Plastic packaging is currently one of the biggest problems in the world and will continue to be so if we don't do something about it.

Although sustainability may seem like a great trend with which everyone is trying to make money, it is clear that there are trends that will fade, and there are others that are here to stay. In Nattiam we think and we really hope that sustainable packaging is here to stay, and we hope that with this article we will help you join the cause.

It is alarming that the packaging generates more than 141 million tons of plastic waste each year, becoming the sector that generates more waste, almost four times the amount generated from the next sector. It is clear that something must be done.

After the publication of the blog 'Where grocery retail is headed: The year in trends', we will go one step further and we will explain what are the sustainable packaging options available for your business, which you had never thought of before.

What is Sustainable Packaging?

Sustainable packaging produces a much smaller environmental footprint than other types of packaging. This is thanks to the following characteristics that define it:

  • A smaller production process.
  • The supply chain is shorter, which helps limit the carbon footprint it causes.
  • The product can be reused, in many cases in more ways than one.
  • If you create the recyclable product, you will create a circular economy.

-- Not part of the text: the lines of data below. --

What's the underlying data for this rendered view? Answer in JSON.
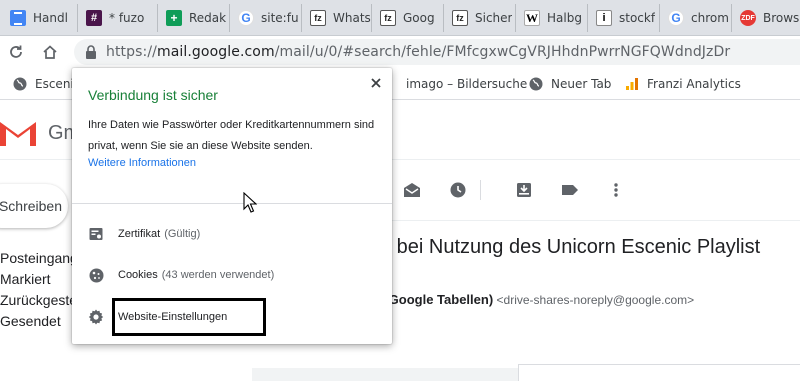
{
  "tabs": [
    {
      "label": "Handl",
      "icon": "google-docs-icon"
    },
    {
      "label": "* fuzo",
      "icon": "slack-icon"
    },
    {
      "label": "Redak",
      "icon": "google-sheets-icon"
    },
    {
      "label": "site:fu",
      "icon": "google-icon"
    },
    {
      "label": "Whats",
      "icon": "fz-icon"
    },
    {
      "label": "Goog",
      "icon": "fz-icon"
    },
    {
      "label": "Sicher",
      "icon": "fz-icon"
    },
    {
      "label": "Halbg",
      "icon": "wikipedia-icon"
    },
    {
      "label": "stockf",
      "icon": "istock-icon"
    },
    {
      "label": "chrom",
      "icon": "google-icon"
    },
    {
      "label": "Brows",
      "icon": "zdf-icon"
    }
  ],
  "omnibox": {
    "scheme": "https://",
    "host": "mail.google.com",
    "path": "/mail/u/0/#search/fehle/FMfcgxwCgVRJHhdnPwrrNGFQWdndJzDr"
  },
  "bookmarks": [
    {
      "label": "Escenic",
      "icon": "globe-icon"
    },
    {
      "label": "imago – Bildersuche",
      "icon": "none"
    },
    {
      "label": "Neuer Tab",
      "icon": "globe-icon"
    },
    {
      "label": "Franzi Analytics",
      "icon": "analytics-icon"
    }
  ],
  "gmail": {
    "logo_text": "Gm",
    "compose_label": "Schreiben",
    "nav": [
      "Posteingang",
      "Markiert",
      "Zurückgestellt",
      "Gesendet"
    ],
    "subject": "g bei Nutzung des Unicorn Escenic Playlist",
    "sender_name": "r Google Tabellen)",
    "sender_email": "<drive-shares-noreply@google.com>"
  },
  "popup": {
    "title": "Verbindung ist sicher",
    "description": "Ihre Daten wie Passwörter oder Kreditkartennummern sind privat, wenn Sie sie an diese Website senden.",
    "link": "Weitere Informationen",
    "rows": [
      {
        "label": "Zertifikat",
        "sub": "(Gültig)",
        "icon": "certificate-icon"
      },
      {
        "label": "Cookies",
        "sub": "(43 werden verwendet)",
        "icon": "cookie-icon"
      },
      {
        "label": "Website-Einstellungen",
        "sub": "",
        "icon": "gear-icon"
      }
    ]
  },
  "colors": {
    "secure_green": "#188038",
    "link_blue": "#1a73e8",
    "tabstrip_bg": "#dee1e6",
    "omnibox_bg": "#f1f3f4",
    "gmail_red": "#ea4335"
  }
}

So, how can this be put into practice?

1. Transition From Plastic to Paper

Every single day, around eight million pieces of plastic makes its way into the ocean (discover more, here). That’s a scary thought, right? Well, there are easy ways to make your companies carbon footprint that little bit less harmful - could paper be your saviour?


  • It’s much better for the environment than plastic, as it breaks down more easily.
  • There are a broad range of raw materials which paper packaging can be made from.
  • It is great for printing logos, pictures, and text on.
  • It’s lighter, which is ideal for bulk transportation.
  • The waste can be recycled without pollution.


  • Not waterproof, and can disintegrate in wetter weather.
  • The production process of paper and cardboard emits air and water pollution, as well as chemicals like chlorine.
  • Not the best option to house heavy options.

2. Explore Biodegradable Packaging

Did you know that it takes around 500 years for a single plastic bottle to decompose! Instead, biodegradable plastics are a fantastic alternative, that help to limit the amount of solid plastic that remains within the environment.

A number of companies are making the effort to conform to this biodegradable packaging “trend”. For example, Snact worked alongside TIPA in creating a packaging for their snacks that was 100 percent compostable. That said, although it may seem like the ideal solution, in practice, it definitely needs some work:


  • Won’t harm animals as much as normal plastic.
  • Breaks down into almost nothing.


  • Only biodegrades in certain conditions, like dry landfill, not the wet ocean.
  • If the packaging is Oxo-degradable, this means it won’t completely disappear from the environment. Instead, it’ll slowly break down into much smaller microplastics, which are still harmful.
  • Current biodegradable plastics aren’t recyclable.

Look Into Bioplastics, or Plant-Based Packaging

Polylactic acid (PLA) is a substitute for plastic that’s made using fermented plant starch. With single-use plastic on the out, it seems plant-based options may be the next big thing! But will it work?

With single-use plastic on the out, it seems plant-based options may be the next big thing! But will it work?


  • Will take a lot less time to decompose than plastics.
  • Will decompose in a much safer way than plastic, leaving almost no trace.
  • Has a much lower carbon footprint than plastic.


  • The production process still needs refining.
  • Upturn in bioplastics could create a food shortage, or price inflation.
  • Could endanger natural areas, like rainforests, for crop growth.

4. Check Out Infinitely-Recyclable Plastic

Earlier this year, Berkeley Labs scientists published a report in the Nature Chemistry journal which blew us all out of the water. The report hailed the discovery of a brand new plastic, poly (diketoenamine), or PDK, which facilitates a circular economy. This means it can be recycled again and again, without changes in quality.

How is this done? Well, scientists replaced the chemical bonds used in the average plastic bottle with “reversible bonds”. So, when submerged in a solution that’s highly acidic, it dissolves into its natural form, ready to be rebuilt.

This is a massive breakthrough as, if used in mass production, would reduce the mixing of different types of plastic in recycling systems. This way, expensive recycling technology would become unnecessary, creating an economically viable system!

5. Create a Reusable Product: Be Creative!

Want to be a little more creative? There are some companies which are thinking more outside of the box, and creating packaging which, after purchased, can be morphed into something completely different!

A fantastic example of this is H&M’s cardboard shopping bag, which can be made into a coat hanger! This is a fantastic way to create a functional product, even after its original use.

6. Remove Packaging Altogether

We can reel off this list of plastic alternatives but, as you can see, there are drawbacks to almost all of them. Therefore, removing packaging altogether is the best way to make the most change.

For some initial inspiration, our blog post on the 4 Ways to go Plastic Free could be a good place to start. Otherwise, we wish you luck in your plastic-free endeavours.